◆ **Activity**
Write the records out once more, exactly as they appear below.

◆ **Data records**
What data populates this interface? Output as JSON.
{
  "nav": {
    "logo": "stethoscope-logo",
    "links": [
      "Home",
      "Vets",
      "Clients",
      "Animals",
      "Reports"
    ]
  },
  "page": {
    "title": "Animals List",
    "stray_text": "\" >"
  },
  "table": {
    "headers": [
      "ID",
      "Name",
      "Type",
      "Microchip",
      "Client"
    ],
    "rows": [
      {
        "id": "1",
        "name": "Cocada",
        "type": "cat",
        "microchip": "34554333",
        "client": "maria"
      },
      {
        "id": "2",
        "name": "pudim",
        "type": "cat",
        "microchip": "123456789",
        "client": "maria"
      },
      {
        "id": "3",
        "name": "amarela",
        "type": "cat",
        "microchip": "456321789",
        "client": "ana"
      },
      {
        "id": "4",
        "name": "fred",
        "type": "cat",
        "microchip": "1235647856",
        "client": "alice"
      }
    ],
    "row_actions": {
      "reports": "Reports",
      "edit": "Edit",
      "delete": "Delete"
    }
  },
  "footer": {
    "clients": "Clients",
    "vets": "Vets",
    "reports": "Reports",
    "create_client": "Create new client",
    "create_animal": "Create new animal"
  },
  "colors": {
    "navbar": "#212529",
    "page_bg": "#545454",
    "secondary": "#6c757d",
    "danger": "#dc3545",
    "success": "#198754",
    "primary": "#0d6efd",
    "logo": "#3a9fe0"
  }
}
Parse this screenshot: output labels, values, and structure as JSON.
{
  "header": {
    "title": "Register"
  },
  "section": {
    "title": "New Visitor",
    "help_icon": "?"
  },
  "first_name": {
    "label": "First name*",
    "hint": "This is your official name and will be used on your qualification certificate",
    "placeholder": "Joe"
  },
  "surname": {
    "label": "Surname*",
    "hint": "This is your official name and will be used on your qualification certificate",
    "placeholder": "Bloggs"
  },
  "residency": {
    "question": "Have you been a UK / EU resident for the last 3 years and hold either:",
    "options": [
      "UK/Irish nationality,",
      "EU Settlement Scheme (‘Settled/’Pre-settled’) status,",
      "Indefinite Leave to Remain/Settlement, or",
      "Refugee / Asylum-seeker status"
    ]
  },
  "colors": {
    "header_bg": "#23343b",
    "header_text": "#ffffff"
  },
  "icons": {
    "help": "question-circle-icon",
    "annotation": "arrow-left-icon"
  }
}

◆ **Result of the task**
What data populates this interface? Output as JSON.
{
  "nav": {
    "logo": "stethoscope-logo",
    "links": [
      "Home",
      "Vets",
      "Clients",
      "Animals",
      "Reports"
    ]
  },
  "page": {
    "title": "Animals List",
    "stray_text": "\" >"
  },
  "table": {
    "headers": [
      "ID",
      "Name",
      "Type",
      "Microchip",
      "Client"
    ],
    "rows": [
      {
        "id": "1",
        "name": "Cocada",
        "type": "cat",
        "microchip": "34554333",
        "client": "maria"
      },
      {
        "id": "2",
        "name": "pudim",
        "type": "cat",
        "microchip": "123456789",
        "client": "maria"
      },
      {
        "id": "3",
        "name": "amarela",
        "type": "cat",
        "microchip": "456321789",
        "client": "ana"
      },
      {
        "id": "4",
        "name": "fred",
        "type": "cat",
        "microchip": "1235647856",
        "client": "alice"
      }
    ],
    "row_actions": {
      "reports": "Reports",
      "edit": "Edit",
      "delete": "Delete"
    }
  },
  "footer": {
    "clients": "Clients",
    "vets": "Vets",
    "reports": "Reports",
    "create_client": "Create new client",
    "create_animal": "Create new animal"
  },
  "colors": {
    "navbar": "#212529",
    "page_bg": "#545454",
    "secondary": "#6c757d",
    "danger": "#dc3545",
    "success": "#198754",
    "primary": "#0d6efd",
    "logo": "#3a9fe0"
  }
}
Parse this screenshot: output labels, values, and structure as JSON.
{
  "header": {
    "title": "Register"
  },
  "section": {
    "title": "New Visitor",
    "help_icon": "?"
  },
  "first_name": {
    "label": "First name*",
    "hint": "This is your official name and will be used on your qualification certificate",
    "placeholder": "Joe"
  },
  "surname": {
    "label": "Surname*",
    "hint": "This is your official name and will be used on your qualification certificate",
    "placeholder": "Bloggs"
  },
  "residency": {
    "question": "Have you been a UK / EU resident for the last 3 years and hold either:",
    "options": [
      "UK/Irish nationality,",
      "EU Settlement Scheme (‘Settled/’Pre-settled’) status,",
      "Indefinite Leave to Remain/Settlement, or",
      "Refugee / Asylum-seeker status"
    ]
  },
  "colors": {
    "header_bg": "#23343b",
    "header_text": "#ffffff"
  },
  "icons": {
    "help": "question-circle-icon",
    "annotation": "arrow-left-icon"
  }
}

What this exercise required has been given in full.